Everyone’s favorite Italian plumber is getting a new life in a project created by a trio of computer scientists from the University of Tübingen, Germany. The research team created a Mario on his way to self-actualization by way of artificial intelligence.

The team released the Mario A.I. as a video project called “Mario Lives!” for the annual video competition organized by the Association for the Advancement of Artificial Intelligence (a nonprofit scientific society).

“As most of you know, this is Mario,” one researched explains within the video. “But what you do not know is that this Mario has become aware of himself and his environment — at least to a certain extent.” You can watch the video here in order see Mario learn and react to his world as he works through the Super Mario World game where he originated. The researcher adds that Mario “starts out with knowledge of his body then registers additional context to his knowledge base.”

Mario explores his world with thoughts and feelings. Graphic from ABC News
Mario explores his world with thoughts and feelings. Graphic from ABC News
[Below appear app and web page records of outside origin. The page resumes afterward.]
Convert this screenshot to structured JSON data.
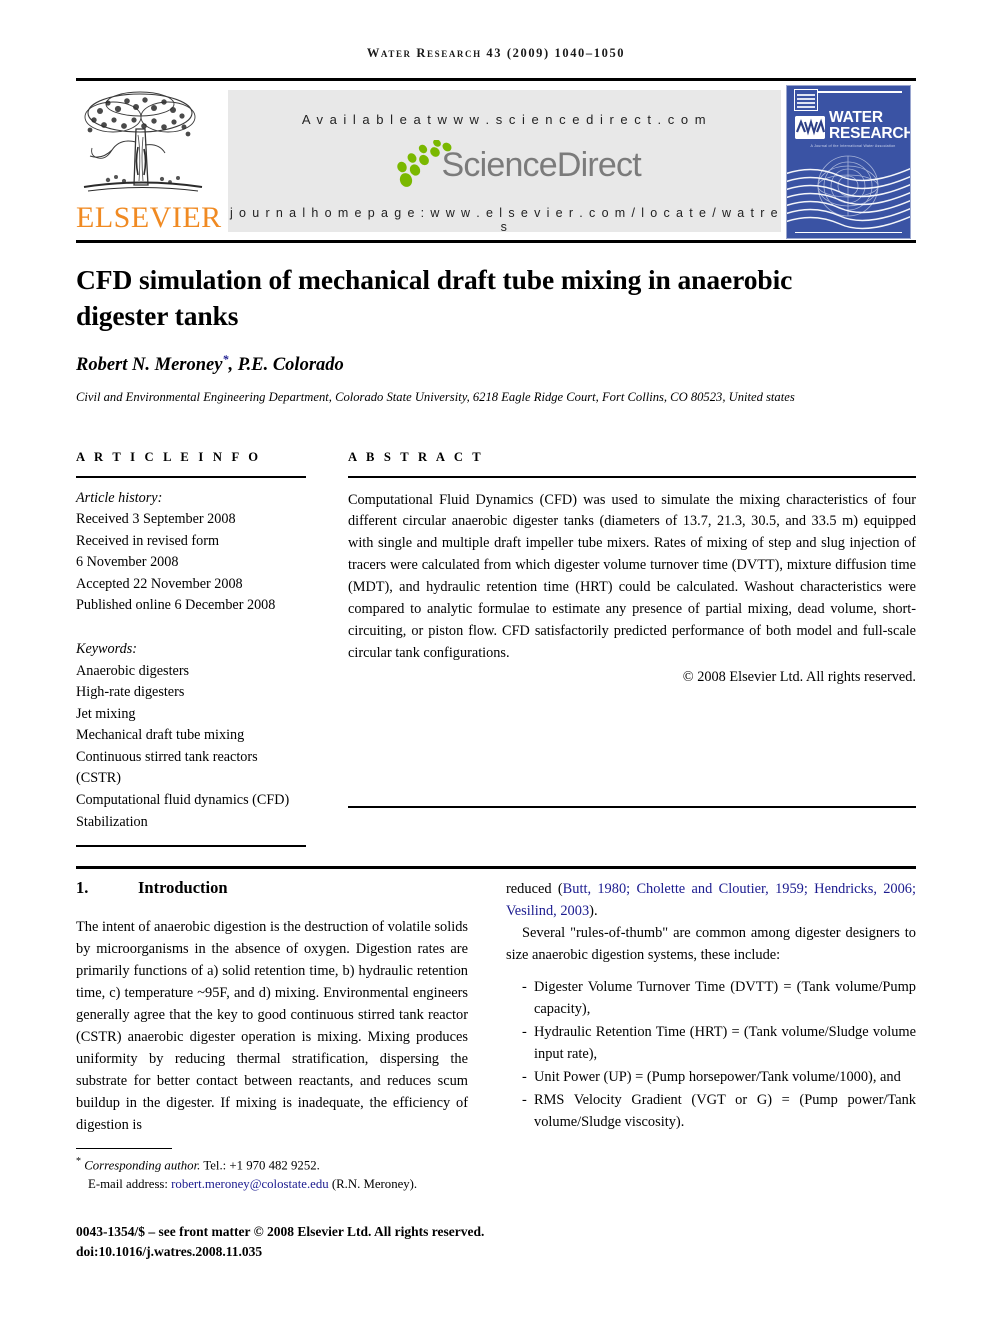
{
  "running_head": "Water Research 43 (2009) 1040–1050",
  "masthead": {
    "publisher_name": "ELSEVIER",
    "tree_icon": "elsevier-tree-icon",
    "available_at": "A v a i l a b l e   a t   w w w . s c i e n c e d i r e c t . c o m",
    "sciencedirect_wordmark": "ScienceDirect",
    "sciencedirect_leaf_icon": "sciencedirect-leaves-icon",
    "journal_homepage": "j o u r n a l   h o m e p a g e :   w w w . e l s e v i e r . c o m / l o c a t e / w a t r e s",
    "cover": {
      "title_line1": "WATER",
      "title_line2": "RESEARCH",
      "iwa_logo": "IWA",
      "subtitle": "A Journal of the International Water Association",
      "background_color": "#3a53a4"
    }
  },
  "article": {
    "title": "CFD simulation of mechanical draft tube mixing in anaerobic digester tanks",
    "author": "Robert N. Meroney",
    "author_suffix": ", P.E. Colorado",
    "affiliation": "Civil and Environmental Engineering Department, Colorado State University, 6218 Eagle Ridge Court, Fort Collins, CO 80523, United states"
  },
  "article_info": {
    "label": "A R T I C L E   I N F O",
    "history_label": "Article history:",
    "history": [
      "Received 3 September 2008",
      "Received in revised form",
      "6 November 2008",
      "Accepted 22 November 2008",
      "Published online 6 December 2008"
    ],
    "keywords_label": "Keywords:",
    "keywords": [
      "Anaerobic digesters",
      "High-rate digesters",
      "Jet mixing",
      "Mechanical draft tube mixing",
      "Continuous stirred tank reactors",
      "(CSTR)",
      "Computational fluid dynamics (CFD)",
      "Stabilization"
    ]
  },
  "abstract": {
    "label": "A B S T R A C T",
    "text": "Computational Fluid Dynamics (CFD) was used to simulate the mixing characteristics of four different circular anaerobic digester tanks (diameters of 13.7, 21.3, 30.5, and 33.5 m) equipped with single and multiple draft impeller tube mixers. Rates of mixing of step and slug injection of tracers were calculated from which digester volume turnover time (DVTT), mixture diffusion time (MDT), and hydraulic retention time (HRT) could be calculated. Washout characteristics were compared to analytic formulae to estimate any presence of partial mixing, dead volume, short-circuiting, or piston flow. CFD satisfactorily predicted performance of both model and full-scale circular tank configurations.",
    "copyright": "© 2008 Elsevier Ltd. All rights reserved."
  },
  "introduction": {
    "number": "1.",
    "heading": "Introduction",
    "paragraph1": "The intent of anaerobic digestion is the destruction of volatile solids by microorganisms in the absence of oxygen. Digestion rates are primarily functions of a) solid retention time, b) hydraulic retention time, c) temperature ~95F, and d) mixing. Environmental engineers generally agree that the key to good continuous stirred tank reactor (CSTR) anaerobic digester operation is mixing. Mixing produces uniformity by reducing thermal stratification, dispersing the substrate for better contact between reactants, and reduces scum buildup in the digester. If mixing is inadequate, the efficiency of digestion is",
    "paragraph1_cont_prefix": "reduced (",
    "citations": "Butt, 1980; Cholette and Cloutier, 1959; Hendricks, 2006; Vesilind, 2003",
    "paragraph1_cont_suffix": ").",
    "paragraph2": "Several \"rules-of-thumb\" are common among digester designers to size anaerobic digestion systems, these include:",
    "rules": [
      "Digester Volume Turnover Time (DVTT) = (Tank volume/Pump capacity),",
      "Hydraulic Retention Time (HRT) = (Tank volume/Sludge volume input rate),",
      "Unit Power (UP) = (Pump horsepower/Tank volume/1000), and",
      "RMS Velocity Gradient (VGT or G) = (Pump power/Tank volume/Sludge viscosity)."
    ]
  },
  "footnote": {
    "marker": "*",
    "corresponding_label": "Corresponding author.",
    "tel": "Tel.: +1 970 482 9252.",
    "email_label": "E-mail address:",
    "email": "robert.meroney@colostate.edu",
    "email_owner": "(R.N. Meroney)."
  },
  "footer": {
    "issn_line": "0043-1354/$ – see front matter © 2008 Elsevier Ltd. All rights reserved.",
    "doi_line": "doi:10.1016/j.watres.2008.11.035"
  },
  "colors": {
    "elsevier_orange": "#F08A22",
    "link_blue": "#1b1b8f",
    "cover_blue": "#3a53a4",
    "banner_gray": "#e8e8e8",
    "sciencedirect_green": "#7ab800"
  }
}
Mario learns from his own experiences within the game world and from natural language prompts and suggestions given to him by the researchers, as seen in the video. He can explore the level on his own and make discoveries that he reports back to a human observer. An example shown in the video: the researcher asks Mario what a Goomba is (one of Mario’s enemies) and he reports that he doesn’t know. After he’s killed one, though, and his answer changes: “If I jump on Goomba, then it certainly dies.”

His responses are not scripted, but in fact born from a set of words and feelings generated by the A.I. programming. Researchers gave the plumber a rudimentary sense of self and the capacity to learn through techniques from Cognitive Modeling to design “artificial self-organized cognitive systems that learn multimodal modular sensorimotor bodyspace representations for effective learning and behavior.”

This all too human ability to learn and respond will allow Mario to eventually advance from asking ‘how’ and ‘what’ to asking ‘why’ — something top members of the scientific community have expressed deep concerns about. Stephen Hawking has a chilling view on AIs in an interview with John Oliver, recounting a joke on the power of this technology. He stated more explicitly to the BBC “the development of full artificial intelligence could spell the end of the human race.”

Whether you believe in the horror story that Hawking has pictured or the light-hearted fun of the potential shown through the “Mario Lives!” project, these advancements are exciting news for the scientific community.